What the task asks:
Your answer must be the full listing below, repeated exactly.

Provided material:
--------

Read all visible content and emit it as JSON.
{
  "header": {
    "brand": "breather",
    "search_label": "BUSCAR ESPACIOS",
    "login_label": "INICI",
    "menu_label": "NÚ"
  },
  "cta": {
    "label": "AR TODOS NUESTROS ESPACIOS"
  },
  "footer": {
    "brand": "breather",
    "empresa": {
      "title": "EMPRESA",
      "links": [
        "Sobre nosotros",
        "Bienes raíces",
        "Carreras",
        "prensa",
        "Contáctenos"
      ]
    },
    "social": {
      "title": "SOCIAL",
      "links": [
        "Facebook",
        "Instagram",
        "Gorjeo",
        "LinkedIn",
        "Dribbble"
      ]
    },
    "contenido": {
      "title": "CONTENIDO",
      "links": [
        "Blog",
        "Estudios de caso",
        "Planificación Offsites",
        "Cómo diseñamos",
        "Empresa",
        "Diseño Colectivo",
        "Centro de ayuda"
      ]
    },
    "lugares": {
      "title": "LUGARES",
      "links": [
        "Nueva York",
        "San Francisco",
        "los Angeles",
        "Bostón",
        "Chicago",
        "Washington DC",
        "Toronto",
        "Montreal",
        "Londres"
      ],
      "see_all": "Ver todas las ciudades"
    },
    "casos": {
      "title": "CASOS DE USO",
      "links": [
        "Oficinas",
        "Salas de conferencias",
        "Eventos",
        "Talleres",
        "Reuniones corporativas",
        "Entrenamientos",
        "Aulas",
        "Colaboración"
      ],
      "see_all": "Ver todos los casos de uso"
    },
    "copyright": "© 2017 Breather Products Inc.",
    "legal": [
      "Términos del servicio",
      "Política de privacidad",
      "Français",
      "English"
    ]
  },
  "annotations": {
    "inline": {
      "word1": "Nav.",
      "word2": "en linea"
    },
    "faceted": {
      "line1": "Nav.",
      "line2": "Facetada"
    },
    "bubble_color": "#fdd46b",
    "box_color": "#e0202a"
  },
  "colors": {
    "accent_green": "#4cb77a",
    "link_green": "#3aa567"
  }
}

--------

Reply:
Read all visible content and emit it as JSON.
{
  "header": {
    "brand": "breather",
    "search_label": "BUSCAR ESPACIOS",
    "login_label": "INICI",
    "menu_label": "NÚ"
  },
  "cta": {
    "label": "AR TODOS NUESTROS ESPACIOS"
  },
  "footer": {
    "brand": "breather",
    "empresa": {
      "title": "EMPRESA",
      "links": [
        "Sobre nosotros",
        "Bienes raíces",
        "Carreras",
        "prensa",
        "Contáctenos"
      ]
    },
    "social": {
      "title": "SOCIAL",
      "links": [
        "Facebook",
        "Instagram",
        "Gorjeo",
        "LinkedIn",
        "Dribbble"
      ]
    },
    "contenido": {
      "title": "CONTENIDO",
      "links": [
        "Blog",
        "Estudios de caso",
        "Planificación Offsites",
        "Cómo diseñamos",
        "Empresa",
        "Diseño Colectivo",
        "Centro de ayuda"
      ]
    },
    "lugares": {
      "title": "LUGARES",
      "links": [
        "Nueva York",
        "San Francisco",
        "los Angeles",
        "Bostón",
        "Chicago",
        "Washington DC",
        "Toronto",
        "Montreal",
        "Londres"
      ],
      "see_all": "Ver todas las ciudades"
    },
    "casos": {
      "title": "CASOS DE USO",
      "links": [
        "Oficinas",
        "Salas de conferencias",
        "Eventos",
        "Talleres",
        "Reuniones corporativas",
        "Entrenamientos",
        "Aulas",
        "Colaboración"
      ],
      "see_all": "Ver todos los casos de uso"
    },
    "copyright": "© 2017 Breather Products Inc.",
    "legal": [
      "Términos del servicio",
      "Política de privacidad",
      "Français",
      "English"
    ]
  },
  "annotations": {
    "inline": {
      "word1": "Nav.",
      "word2": "en linea"
    },
    "faceted": {
      "line1": "Nav.",
      "line2": "Facetada"
    },
    "bubble_color": "#fdd46b",
    "box_color": "#e0202a"
  },
  "colors": {
    "accent_green": "#4cb77a",
    "link_green": "#3aa567"
  }
}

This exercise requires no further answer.